Lets make two transformations.

Plot X

([Hc X] – 125.42)/10

and, Plot Y

(198.27 – [Hc Y])/10

These are calculations to make sure our data is in the right shape, dividing by 10 isn’t necessary per se, but because I wanted to use the makepoint function incase I required more layers at some point its better to have these scaled down between geographic points.

Off the back of those calculations we can create

MP. Hits

MAKEPOINT([Plot Y],[Plot X])

Double click the makepoint calculation.

Turn the map off, Map > Background Maps > off

Drag Plot X and Plot Y onto detail (make them dimensions) and change the marks to a circle.

This is the vague structure of the baseball map that we need.

We could drag events onto colour to bring the visual to life more and cross reference some data points with whats seen on the site. What I will do is filter out anything that isnt a single, double, triple or home run.

The final thing we will want to do is map onto the background an image of the pitch.

Now this is the tricky bit, mainly because…. all stadium layouts are slightly different. So it is a case of what to choose. Now by all means you could go find a standardised one similar to Jacobs at the start of the blog, but for today lets find a method to take it from the site directly.

To do this I am going to use the SVG Export extension (It is one of my favourite extensions to help mirror branding!)

All you have to do is add your extension to the page you are looking at,

When you run this, it will give you all the SVG icons from the desired webpage.

It’s worth noting at this stage, you will want to change your selection of what pitch background you want to map.

One of these images will be the pitch that we will use to map.

Click the ellipse and download the file with a height and width of 500. Make sure to change the format to PNG before downloading, so that we can use it within Tableau.

I’ve used co-ordinates that as best accurately map the points onto the pitch as possible.
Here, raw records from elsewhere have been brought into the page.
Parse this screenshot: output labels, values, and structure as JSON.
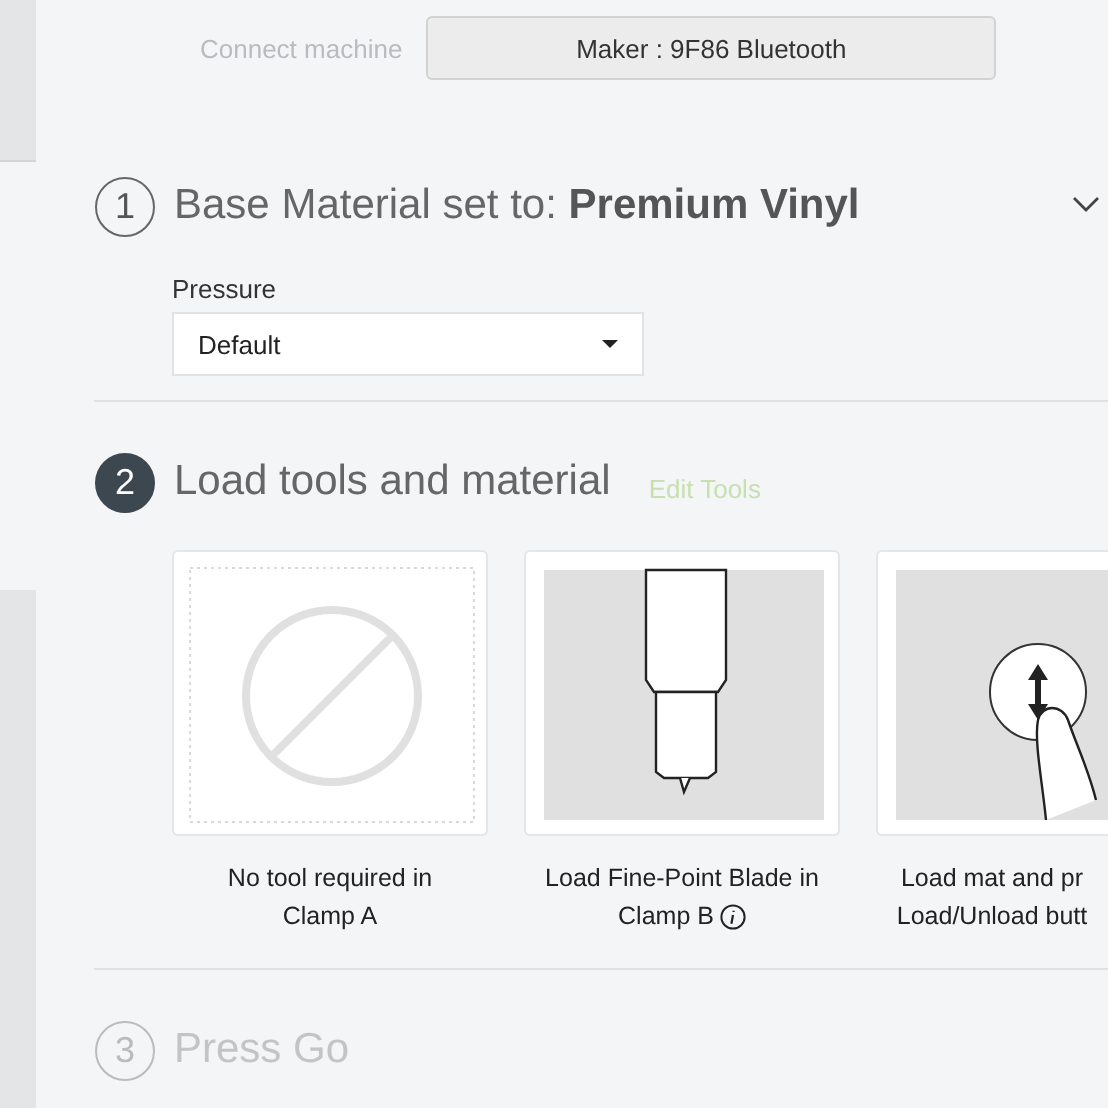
{
  "connect": {
    "label": "Connect machine",
    "machine": "Maker : 9F86 Bluetooth"
  },
  "steps": [
    {
      "number": "1",
      "active": false,
      "disabled": false,
      "title": "Base Material set to: **Premium Vinyl**",
      "expanded": false,
      "pressure": {
        "label": "Pressure",
        "value": "Default"
      }
    },
    {
      "number": "2",
      "active": true,
      "disabled": false,
      "title": "Load tools and material",
      "link": "Edit Tools",
      "cards": [
        {
          "kind": "none",
          "lines": [
            "No tool required in",
            "Clamp A"
          ],
          "info": false
        },
        {
          "kind": "blade",
          "lines": [
            "Load Fine-Point Blade in",
            "Clamp B"
          ],
          "info": true
        },
        {
          "kind": "press",
          "lines": [
            "Load mat and pr",
            "Load/Unload butt"
          ],
          "info": false
        }
      ]
    },
    {
      "number": "3",
      "active": false,
      "disabled": true,
      "title": "Press Go"
    }
  ]
}
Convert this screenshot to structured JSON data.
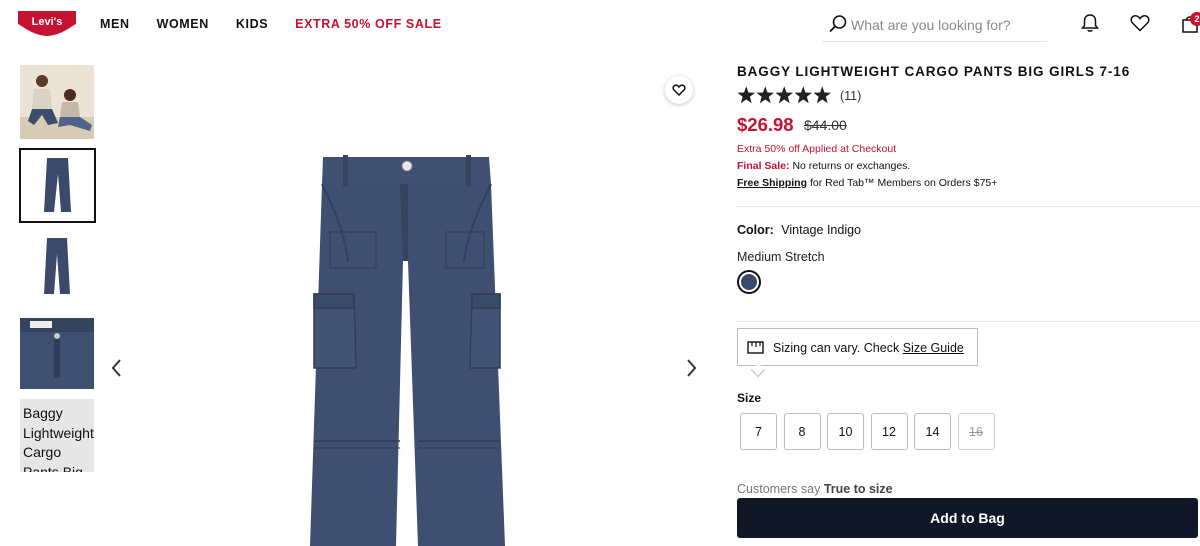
{
  "brand": {
    "logo_text": "Levi's"
  },
  "nav": {
    "items": [
      "MEN",
      "WOMEN",
      "KIDS"
    ],
    "sale": "EXTRA 50% OFF SALE"
  },
  "search": {
    "placeholder": "What are you looking for?"
  },
  "header_icons": [
    "bell-icon",
    "heart-icon",
    "shopping-bag-icon"
  ],
  "bag_count": "2",
  "thumbnails": {
    "alt_text": "Baggy Lightweight Cargo Pants Big"
  },
  "product": {
    "title": "BAGGY LIGHTWEIGHT CARGO PANTS BIG GIRLS 7-16",
    "rating": 5,
    "review_count": "(11)",
    "price": "$26.98",
    "original_price": "$44.00",
    "promo": "Extra 50% off Applied at Checkout",
    "final_sale_label": "Final Sale:",
    "final_sale_text": "No returns or exchanges.",
    "shipping_link": "Free Shipping",
    "shipping_text": "for Red Tab™ Members on Orders $75+",
    "color_label": "Color:",
    "color_value": "Vintage Indigo",
    "fit": "Medium Stretch",
    "swatch_color": "#3b4a6b"
  },
  "size_tip": {
    "text": "Sizing can vary. Check",
    "link": "Size Guide"
  },
  "sizes": {
    "label": "Size",
    "options": [
      {
        "label": "7",
        "available": true
      },
      {
        "label": "8",
        "available": true
      },
      {
        "label": "10",
        "available": true
      },
      {
        "label": "12",
        "available": true
      },
      {
        "label": "14",
        "available": true
      },
      {
        "label": "16",
        "available": false
      }
    ]
  },
  "fit_note": {
    "prefix": "Customers say",
    "value": "True to size"
  },
  "cta": {
    "add_to_bag": "Add to Bag"
  },
  "colors": {
    "accent": "#c41230",
    "cta": "#101828",
    "product": "#3b4a6b"
  }
}
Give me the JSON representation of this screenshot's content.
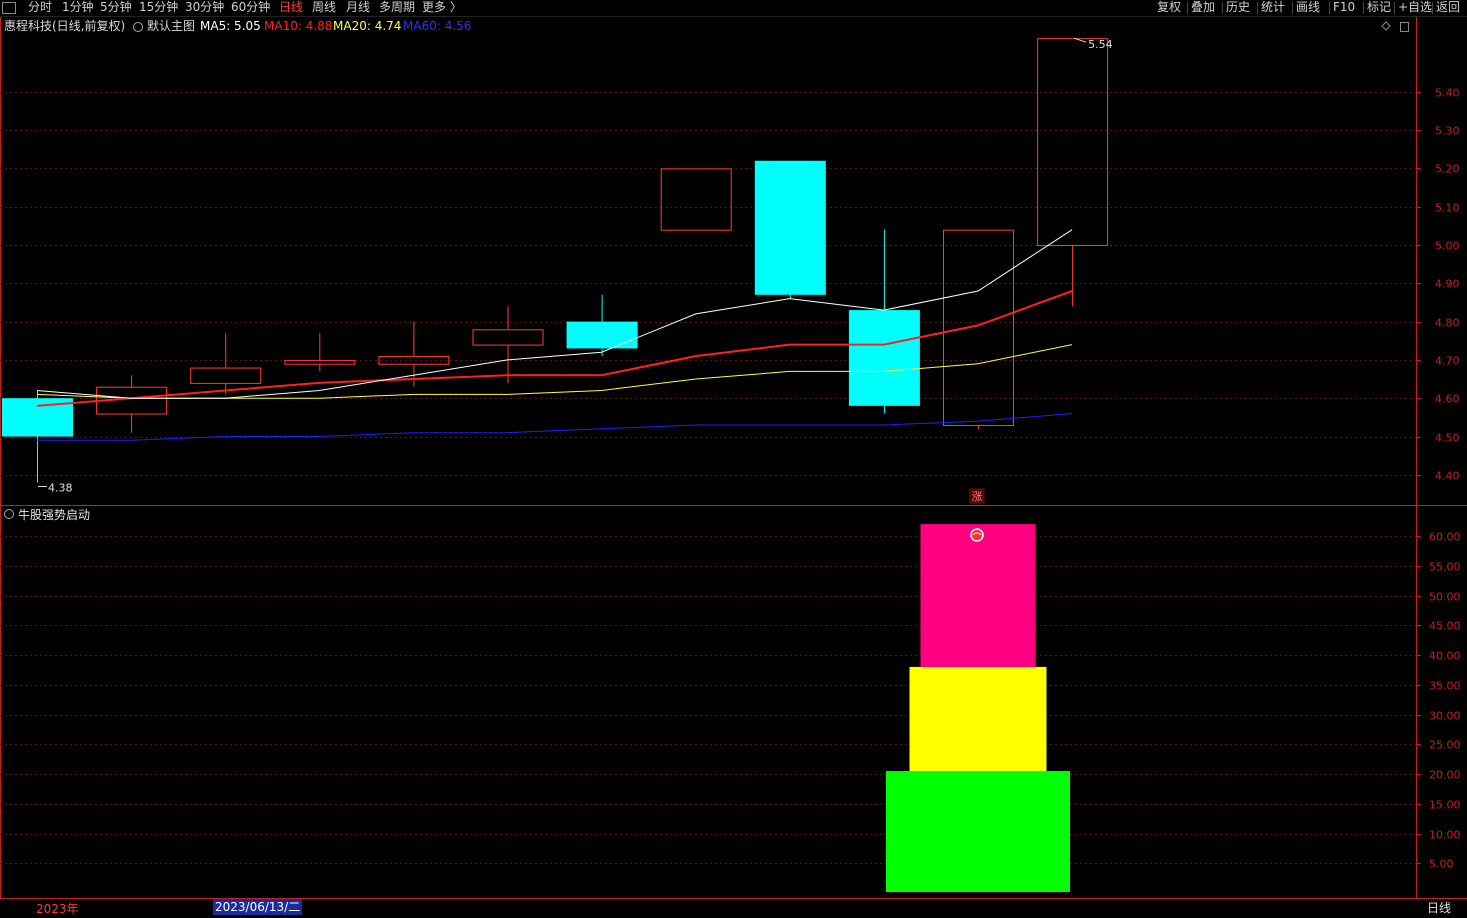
{
  "toolbar": {
    "left": [
      {
        "label": "分时",
        "active": false
      },
      {
        "label": "1分钟",
        "active": false
      },
      {
        "label": "5分钟",
        "active": false
      },
      {
        "label": "15分钟",
        "active": false
      },
      {
        "label": "30分钟",
        "active": false
      },
      {
        "label": "60分钟",
        "active": false
      },
      {
        "label": "日线",
        "active": true
      },
      {
        "label": "周线",
        "active": false
      },
      {
        "label": "月线",
        "active": false
      },
      {
        "label": "多周期",
        "active": false
      },
      {
        "label": "更多 〉",
        "active": false
      }
    ],
    "right": [
      "复权",
      "叠加",
      "历史",
      "统计",
      "画线",
      "F10",
      "标记",
      "+自选",
      "返回"
    ]
  },
  "header": {
    "stock": "惠程科技(日线,前复权)",
    "chart_name": "默认主图",
    "ma5": "MA5: 5.05",
    "ma10": "MA10: 4.88",
    "ma20": "MA20: 4.74",
    "ma60": "MA60: 4.56"
  },
  "colors": {
    "up": "#ff3a3a",
    "down": "#00ffff",
    "ma5": "#ffffff",
    "ma10": "#ff2020",
    "ma20": "#ffff40",
    "ma60": "#2020ff",
    "axis": "#c81e1e",
    "grid": "#5a1414"
  },
  "indicator": {
    "title": "牛股强势启动"
  },
  "footer": {
    "year": "2023年",
    "date": "2023/06/13/二",
    "period": "日线"
  },
  "chart_data": [
    {
      "type": "candlestick",
      "ylim": [
        4.35,
        5.57
      ],
      "yticks": [
        "5.40",
        "5.30",
        "5.20",
        "5.10",
        "5.00",
        "4.90",
        "4.80",
        "4.70",
        "4.60",
        "4.50",
        "4.40"
      ],
      "candles": [
        {
          "open": 4.6,
          "close": 4.5,
          "high": 4.62,
          "low": 4.38
        },
        {
          "open": 4.56,
          "close": 4.63,
          "high": 4.66,
          "low": 4.51
        },
        {
          "open": 4.64,
          "close": 4.68,
          "high": 4.77,
          "low": 4.61
        },
        {
          "open": 4.69,
          "close": 4.7,
          "high": 4.77,
          "low": 4.67
        },
        {
          "open": 4.69,
          "close": 4.71,
          "high": 4.8,
          "low": 4.63
        },
        {
          "open": 4.74,
          "close": 4.78,
          "high": 4.84,
          "low": 4.64
        },
        {
          "open": 4.8,
          "close": 4.73,
          "high": 4.87,
          "low": 4.71
        },
        {
          "open": 5.04,
          "close": 5.2,
          "high": 5.2,
          "low": 5.04
        },
        {
          "open": 5.22,
          "close": 4.87,
          "high": 5.22,
          "low": 4.86
        },
        {
          "open": 4.83,
          "close": 4.58,
          "high": 5.04,
          "low": 4.56
        },
        {
          "open": 4.53,
          "close": 5.04,
          "high": 5.04,
          "low": 4.52
        },
        {
          "open": 5.0,
          "close": 5.54,
          "high": 5.54,
          "low": 4.84
        }
      ],
      "ma5": [
        4.62,
        4.6,
        4.6,
        4.62,
        4.66,
        4.7,
        4.72,
        4.82,
        4.86,
        4.83,
        4.88,
        5.04
      ],
      "ma10": [
        4.58,
        4.6,
        4.62,
        4.64,
        4.65,
        4.66,
        4.66,
        4.71,
        4.74,
        4.74,
        4.79,
        4.88
      ],
      "ma20": [
        4.61,
        4.6,
        4.6,
        4.6,
        4.61,
        4.61,
        4.62,
        4.65,
        4.67,
        4.67,
        4.69,
        4.74
      ],
      "ma60": [
        4.49,
        4.49,
        4.5,
        4.5,
        4.51,
        4.51,
        4.52,
        4.53,
        4.53,
        4.53,
        4.54,
        4.56
      ],
      "annotations": {
        "high": "5.54",
        "low": "4.38",
        "signal": "涨"
      }
    },
    {
      "type": "bar",
      "title": "牛股强势启动",
      "ylim": [
        0,
        64
      ],
      "yticks": [
        "60.00",
        "55.00",
        "50.00",
        "45.00",
        "40.00",
        "35.00",
        "30.00",
        "25.00",
        "20.00",
        "15.00",
        "10.00",
        "5.00"
      ],
      "blocks": [
        {
          "from": -4,
          "to": 20.5,
          "color": "#00ff00",
          "width": "wide"
        },
        {
          "from": 20.5,
          "to": 38,
          "color": "#ffff00",
          "width": "medium"
        },
        {
          "from": 38,
          "to": 62,
          "color": "#ff0080",
          "width": "narrow"
        }
      ]
    }
  ]
}
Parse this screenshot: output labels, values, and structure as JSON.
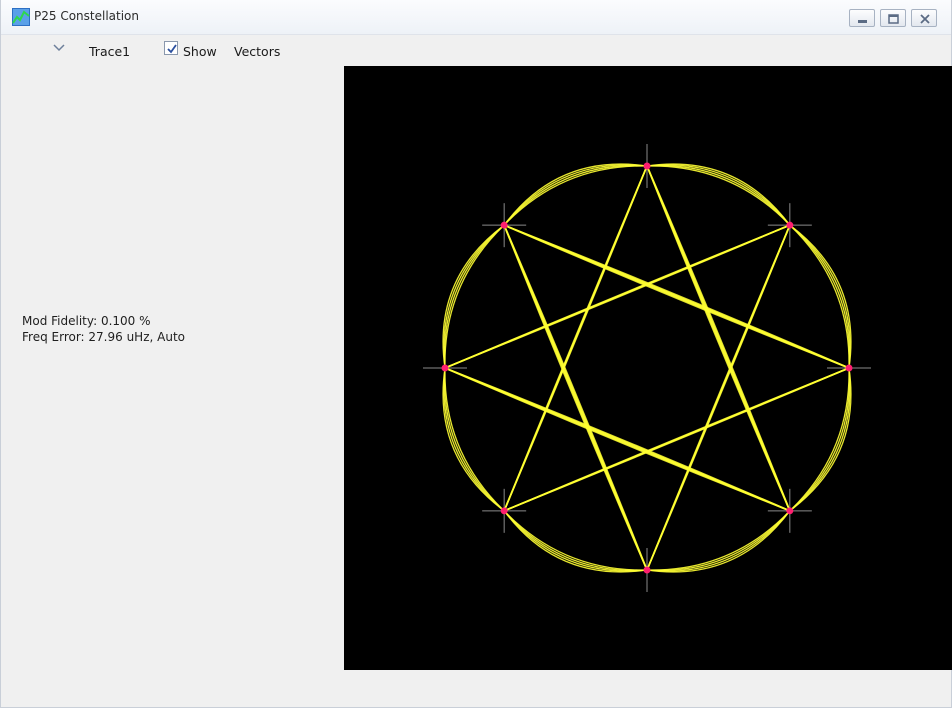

Of course these may change dependent on the scale of your own pitch and co-ordinates, but I hope they provide good guidance.

The main final thing is to fix your axis as well as add in any final desired tooltips.

and there we have it, our first baseball chart in Tableau.

Perhaps in future weeks we look at retrieving the data in a more automated way or having the option to map multiple different pitches.

Let me know how you get on with this one – I can be found on the usual channels.